## What you are asked to do:
Output a character-exact copy of the data, images removed.

Element data from apps and pages
☆ ☆ ☆ ☆ ☆ ☆ ☆

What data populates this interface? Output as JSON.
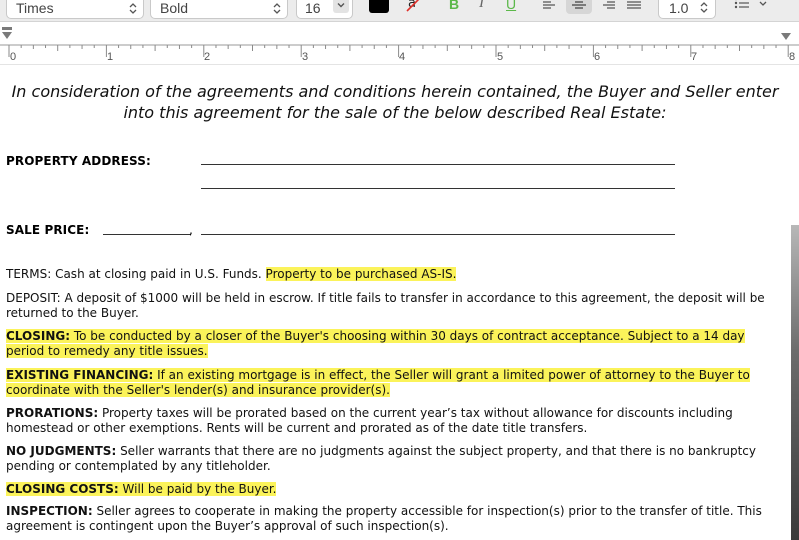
{
  "toolbar": {
    "font_family": "Times",
    "font_weight": "Bold",
    "font_size": "16",
    "text_color": "#000000",
    "bold_glyph": "B",
    "italic_glyph": "I",
    "underline_glyph": "U",
    "line_spacing": "1.0"
  },
  "ruler": {
    "numbers": [
      "0",
      "1",
      "2",
      "3",
      "4",
      "5",
      "6",
      "7",
      "8"
    ]
  },
  "document": {
    "intro": "In consideration of the agreements and conditions herein contained, the Buyer and Seller enter into this agreement for the sale of the below described Real Estate:",
    "property_address_label": "PROPERTY ADDRESS:",
    "sale_price_label": "SALE PRICE:",
    "sale_price_comma": ",",
    "terms": {
      "text": "TERMS: Cash at closing paid in U.S. Funds. ",
      "highlight": "Property to be purchased AS-IS."
    },
    "deposit": "DEPOSIT: A deposit of $1000 will be held in escrow. If title fails to transfer in accordance to this agreement, the deposit will be returned to the Buyer.",
    "closing": {
      "heading": "CLOSING:",
      "text": " To be conducted by a closer of the Buyer's choosing within 30 days of contract acceptance. Subject to a 14 day period to remedy any title issues."
    },
    "existing_financing": {
      "heading": "EXISTING FINANCING:",
      "text": " If an existing mortgage is in effect, the Seller will grant a limited power of attorney to the Buyer to coordinate with the Seller's lender(s) and insurance provider(s)."
    },
    "prorations": {
      "heading": "PRORATIONS:",
      "text": " Property taxes will be prorated based on the current year’s tax without allowance for discounts including homestead or other exemptions. Rents will be current and prorated as of the date title transfers."
    },
    "no_judgments": {
      "heading": "NO JUDGMENTS:",
      "text": " Seller warrants that there are no judgments against the subject property, and that there is no bankruptcy pending or contemplated by any titleholder."
    },
    "closing_costs": {
      "heading": "CLOSING COSTS:",
      "text": " Will be paid by the Buyer."
    },
    "inspection": {
      "heading": "INSPECTION:",
      "text": " Seller agrees to cooperate in making the property accessible for inspection(s) prior to the transfer of title. This agreement is contingent upon the Buyer’s approval of such inspection(s)."
    },
    "highlight_color": "#fbf35a"
  }
}
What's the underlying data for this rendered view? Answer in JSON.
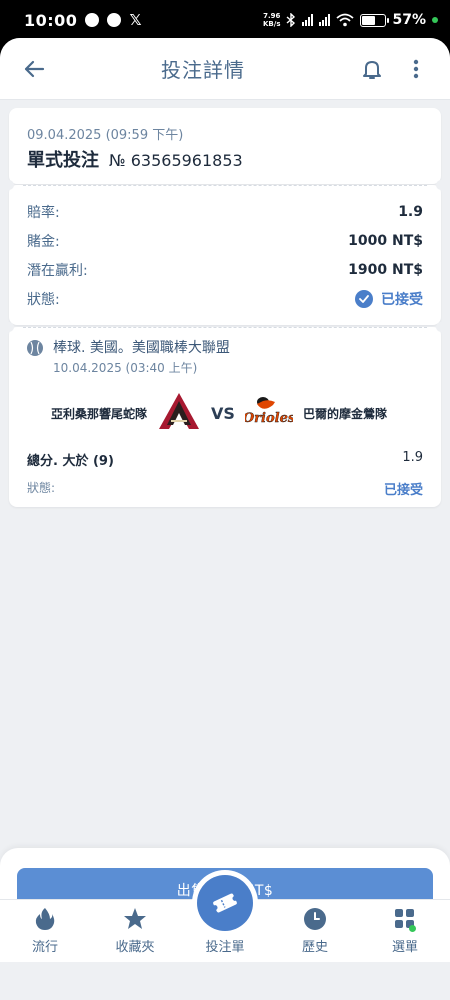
{
  "status_bar": {
    "time": "10:00",
    "speed_value": "7.96",
    "speed_unit": "KB/s",
    "battery": "57%"
  },
  "header": {
    "title": "投注詳情"
  },
  "bet": {
    "date": "09.04.2025 (09:59 下午)",
    "type": "單式投注",
    "id": "№ 63565961853"
  },
  "details": {
    "odds_label": "賠率:",
    "odds_value": "1.9",
    "stake_label": "賭金:",
    "stake_value": "1000 NT$",
    "payout_label": "潛在贏利:",
    "payout_value": "1900 NT$",
    "status_label": "狀態:",
    "status_value": "已接受"
  },
  "event": {
    "league": "棒球. 美國。美國職棒大聯盟",
    "time": "10.04.2025 (03:40 上午)",
    "home_team": "亞利桑那響尾蛇隊",
    "vs": "VS",
    "away_team": "巴爾的摩金鶯隊",
    "away_logo_text": "Orioles",
    "market": "總分. 大於 (9)",
    "market_odds": "1.9",
    "status_label": "狀態:",
    "status_value": "已接受"
  },
  "sell": {
    "label": "出售 940 NT$"
  },
  "nav": {
    "items": [
      {
        "label": "流行",
        "icon": "flame-icon"
      },
      {
        "label": "收藏夾",
        "icon": "star-icon"
      },
      {
        "label": "投注單",
        "icon": "ticket-icon"
      },
      {
        "label": "歷史",
        "icon": "clock-icon"
      },
      {
        "label": "選單",
        "icon": "grid-icon"
      }
    ]
  },
  "colors": {
    "accent": "#4a7ec9",
    "button": "#5b8ed4",
    "text_dark": "#1e2b3c",
    "text_muted": "#4a6a8c",
    "background": "#eef0f3"
  }
}
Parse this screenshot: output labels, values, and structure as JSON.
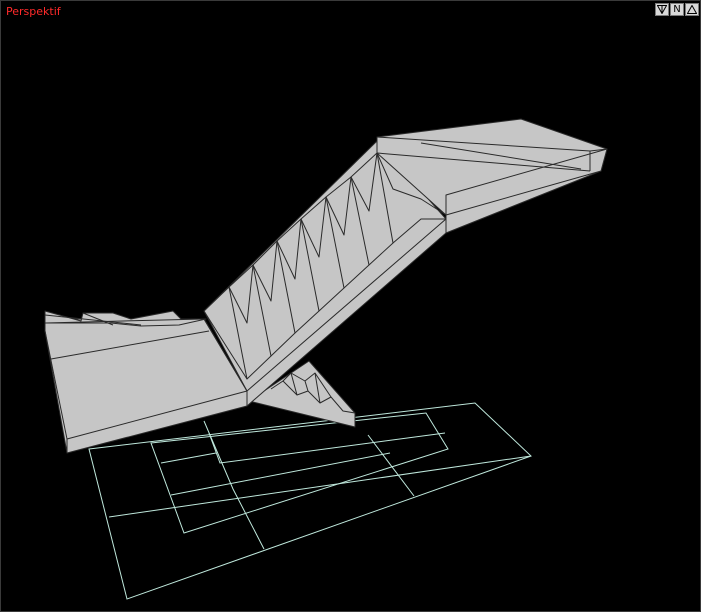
{
  "viewport": {
    "label": "Perspektif",
    "label_color": "#ff2a2a",
    "background": "#000000"
  },
  "view_buttons": [
    {
      "icon": "filter-icon",
      "glyph": "⊽"
    },
    {
      "icon": "n-icon",
      "glyph": "N"
    },
    {
      "icon": "maximize-icon",
      "glyph": "△"
    }
  ],
  "model": {
    "face_color": "#c6c6c6",
    "edge_color": "#2a2a2a",
    "grid_color": "#bfe8dc"
  }
}
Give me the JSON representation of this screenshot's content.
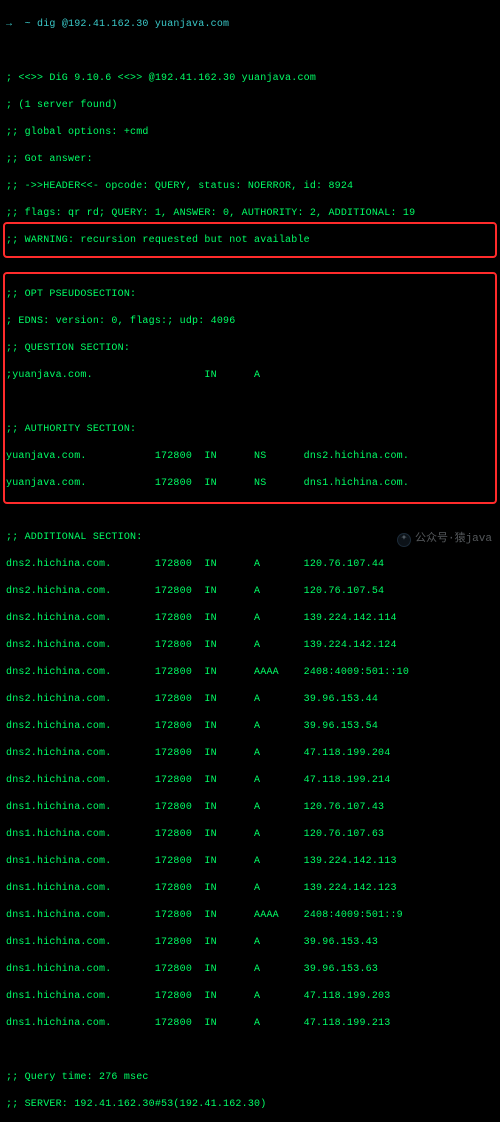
{
  "prompt": {
    "arrow": "→",
    "tilde": "~",
    "command": "dig @192.41.162.30 yuanjava.com"
  },
  "header": {
    "l1": "; <<>> DiG 9.10.6 <<>> @192.41.162.30 yuanjava.com",
    "l2": "; (1 server found)",
    "l3": ";; global options: +cmd",
    "l4": ";; Got answer:",
    "l5": ";; ->>HEADER<<- opcode: QUERY, status: NOERROR, id: 8924",
    "l6": ";; flags: qr rd; QUERY: 1, ANSWER: 0, AUTHORITY: 2, ADDITIONAL: 19",
    "l7": ";; WARNING: recursion requested but not available"
  },
  "opt": {
    "h": ";; OPT PSEUDOSECTION:",
    "l1": "; EDNS: version: 0, flags:; udp: 4096"
  },
  "question": {
    "h": ";; QUESTION SECTION:",
    "row": ";yuanjava.com.                  IN      A"
  },
  "authority": {
    "h": ";; AUTHORITY SECTION:",
    "rows": [
      "yuanjava.com.           172800  IN      NS      dns2.hichina.com.",
      "yuanjava.com.           172800  IN      NS      dns1.hichina.com."
    ]
  },
  "additional": {
    "h": ";; ADDITIONAL SECTION:",
    "rows": [
      "dns2.hichina.com.       172800  IN      A       120.76.107.44",
      "dns2.hichina.com.       172800  IN      A       120.76.107.54",
      "dns2.hichina.com.       172800  IN      A       139.224.142.114",
      "dns2.hichina.com.       172800  IN      A       139.224.142.124",
      "dns2.hichina.com.       172800  IN      AAAA    2408:4009:501::10",
      "dns2.hichina.com.       172800  IN      A       39.96.153.44",
      "dns2.hichina.com.       172800  IN      A       39.96.153.54",
      "dns2.hichina.com.       172800  IN      A       47.118.199.204",
      "dns2.hichina.com.       172800  IN      A       47.118.199.214",
      "dns1.hichina.com.       172800  IN      A       120.76.107.43",
      "dns1.hichina.com.       172800  IN      A       120.76.107.63",
      "dns1.hichina.com.       172800  IN      A       139.224.142.113",
      "dns1.hichina.com.       172800  IN      A       139.224.142.123",
      "dns1.hichina.com.       172800  IN      AAAA    2408:4009:501::9",
      "dns1.hichina.com.       172800  IN      A       39.96.153.43",
      "dns1.hichina.com.       172800  IN      A       39.96.153.63",
      "dns1.hichina.com.       172800  IN      A       47.118.199.203",
      "dns1.hichina.com.       172800  IN      A       47.118.199.213"
    ]
  },
  "footer": {
    "l1": ";; Query time: 276 msec",
    "l2": ";; SERVER: 192.41.162.30#53(192.41.162.30)"
  },
  "watermark": {
    "icon": "✦",
    "text": "公众号·猿java"
  }
}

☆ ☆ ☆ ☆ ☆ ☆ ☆

## Solved exercise:
What data populates this interface? Output as JSON.
{
  "toolbar": {
    "font_family": "Times",
    "font_weight": "Bold",
    "font_size": "16",
    "text_color": "#000000",
    "bold_glyph": "B",
    "italic_glyph": "I",
    "underline_glyph": "U",
    "line_spacing": "1.0"
  },
  "ruler": {
    "numbers": [
      "0",
      "1",
      "2",
      "3",
      "4",
      "5",
      "6",
      "7",
      "8"
    ]
  },
  "document": {
    "intro": "In consideration of the agreements and conditions herein contained, the Buyer and Seller enter into this agreement for the sale of the below described Real Estate:",
    "property_address_label": "PROPERTY ADDRESS:",
    "sale_price_label": "SALE PRICE:",
    "sale_price_comma": ",",
    "terms": {
      "text": "TERMS: Cash at closing paid in U.S. Funds. ",
      "highlight": "Property to be purchased AS-IS."
    },
    "deposit": "DEPOSIT: A deposit of $1000 will be held in escrow. If title fails to transfer in accordance to this agreement, the deposit will be returned to the Buyer.",
    "closing": {
      "heading": "CLOSING:",
      "text": " To be conducted by a closer of the Buyer's choosing within 30 days of contract acceptance. Subject to a 14 day period to remedy any title issues."
    },
    "existing_financing": {
      "heading": "EXISTING FINANCING:",
      "text": " If an existing mortgage is in effect, the Seller will grant a limited power of attorney to the Buyer to coordinate with the Seller's lender(s) and insurance provider(s)."
    },
    "prorations": {
      "heading": "PRORATIONS:",
      "text": " Property taxes will be prorated based on the current year’s tax without allowance for discounts including homestead or other exemptions. Rents will be current and prorated as of the date title transfers."
    },
    "no_judgments": {
      "heading": "NO JUDGMENTS:",
      "text": " Seller warrants that there are no judgments against the subject property, and that there is no bankruptcy pending or contemplated by any titleholder."
    },
    "closing_costs": {
      "heading": "CLOSING COSTS:",
      "text": " Will be paid by the Buyer."
    },
    "inspection": {
      "heading": "INSPECTION:",
      "text": " Seller agrees to cooperate in making the property accessible for inspection(s) prior to the transfer of title. This agreement is contingent upon the Buyer’s approval of such inspection(s)."
    },
    "highlight_color": "#fbf35a"
  }
}
What's the underlying data for this rendered view? Answer in JSON.
{
  "status_bar": {
    "time": "10:00",
    "speed_value": "7.96",
    "speed_unit": "KB/s",
    "battery": "57%"
  },
  "header": {
    "title": "投注詳情"
  },
  "bet": {
    "date": "09.04.2025 (09:59 下午)",
    "type": "單式投注",
    "id": "№ 63565961853"
  },
  "details": {
    "odds_label": "賠率:",
    "odds_value": "1.9",
    "stake_label": "賭金:",
    "stake_value": "1000 NT$",
    "payout_label": "潛在贏利:",
    "payout_value": "1900 NT$",
    "status_label": "狀態:",
    "status_value": "已接受"
  },
  "event": {
    "league": "棒球. 美國。美國職棒大聯盟",
    "time": "10.04.2025 (03:40 上午)",
    "home_team": "亞利桑那響尾蛇隊",
    "vs": "VS",
    "away_team": "巴爾的摩金鶯隊",
    "away_logo_text": "Orioles",
    "market": "總分. 大於 (9)",
    "market_odds": "1.9",
    "status_label": "狀態:",
    "status_value": "已接受"
  },
  "sell": {
    "label": "出售 940 NT$"
  },
  "nav": {
    "items": [
      {
        "label": "流行",
        "icon": "flame-icon"
      },
      {
        "label": "收藏夾",
        "icon": "star-icon"
      },
      {
        "label": "投注單",
        "icon": "ticket-icon"
      },
      {
        "label": "歷史",
        "icon": "clock-icon"
      },
      {
        "label": "選單",
        "icon": "grid-icon"
      }
    ]
  },
  "colors": {
    "accent": "#4a7ec9",
    "button": "#5b8ed4",
    "text_dark": "#1e2b3c",
    "text_muted": "#4a6a8c",
    "background": "#eef0f3"
  }
}
Parse this screenshot: output labels, values, and structure as JSON.
{
  "viewport": {
    "label": "Perspektif",
    "label_color": "#ff2a2a",
    "background": "#000000"
  },
  "view_buttons": [
    {
      "icon": "filter-icon",
      "glyph": "⊽"
    },
    {
      "icon": "n-icon",
      "glyph": "N"
    },
    {
      "icon": "maximize-icon",
      "glyph": "△"
    }
  ],
  "model": {
    "face_color": "#c6c6c6",
    "edge_color": "#2a2a2a",
    "grid_color": "#bfe8dc"
  }
}
Give me the JSON representation of this screenshot's content.
{
  "prompt": {
    "arrow": "→",
    "tilde": "~",
    "command": "dig @192.41.162.30 yuanjava.com"
  },
  "header": {
    "l1": "; <<>> DiG 9.10.6 <<>> @192.41.162.30 yuanjava.com",
    "l2": "; (1 server found)",
    "l3": ";; global options: +cmd",
    "l4": ";; Got answer:",
    "l5": ";; ->>HEADER<<- opcode: QUERY, status: NOERROR, id: 8924",
    "l6": ";; flags: qr rd; QUERY: 1, ANSWER: 0, AUTHORITY: 2, ADDITIONAL: 19",
    "l7": ";; WARNING: recursion requested but not available"
  },
  "opt": {
    "h": ";; OPT PSEUDOSECTION:",
    "l1": "; EDNS: version: 0, flags:; udp: 4096"
  },
  "question": {
    "h": ";; QUESTION SECTION:",
    "row": ";yuanjava.com.                  IN      A"
  },
  "authority": {
    "h": ";; AUTHORITY SECTION:",
    "rows": [
      "yuanjava.com.           172800  IN      NS      dns2.hichina.com.",
      "yuanjava.com.           172800  IN      NS      dns1.hichina.com."
    ]
  },
  "additional": {
    "h": ";; ADDITIONAL SECTION:",
    "rows": [
      "dns2.hichina.com.       172800  IN      A       120.76.107.44",
      "dns2.hichina.com.       172800  IN      A       120.76.107.54",
      "dns2.hichina.com.       172800  IN      A       139.224.142.114",
      "dns2.hichina.com.       172800  IN      A       139.224.142.124",
      "dns2.hichina.com.       172800  IN      AAAA    2408:4009:501::10",
      "dns2.hichina.com.       172800  IN      A       39.96.153.44",
      "dns2.hichina.com.       172800  IN      A       39.96.153.54",
      "dns2.hichina.com.       172800  IN      A       47.118.199.204",
      "dns2.hichina.com.       172800  IN      A       47.118.199.214",
      "dns1.hichina.com.       172800  IN      A       120.76.107.43",
      "dns1.hichina.com.       172800  IN      A       120.76.107.63",
      "dns1.hichina.com.       172800  IN      A       139.224.142.113",
      "dns1.hichina.com.       172800  IN      A       139.224.142.123",
      "dns1.hichina.com.       172800  IN      AAAA    2408:4009:501::9",
      "dns1.hichina.com.       172800  IN      A       39.96.153.43",
      "dns1.hichina.com.       172800  IN      A       39.96.153.63",
      "dns1.hichina.com.       172800  IN      A       47.118.199.203",
      "dns1.hichina.com.       172800  IN      A       47.118.199.213"
    ]
  },
  "footer": {
    "l1": ";; Query time: 276 msec",
    "l2": ";; SERVER: 192.41.162.30#53(192.41.162.30)"
  },
  "watermark": {
    "icon": "✦",
    "text": "公众号·猿java"
  }
}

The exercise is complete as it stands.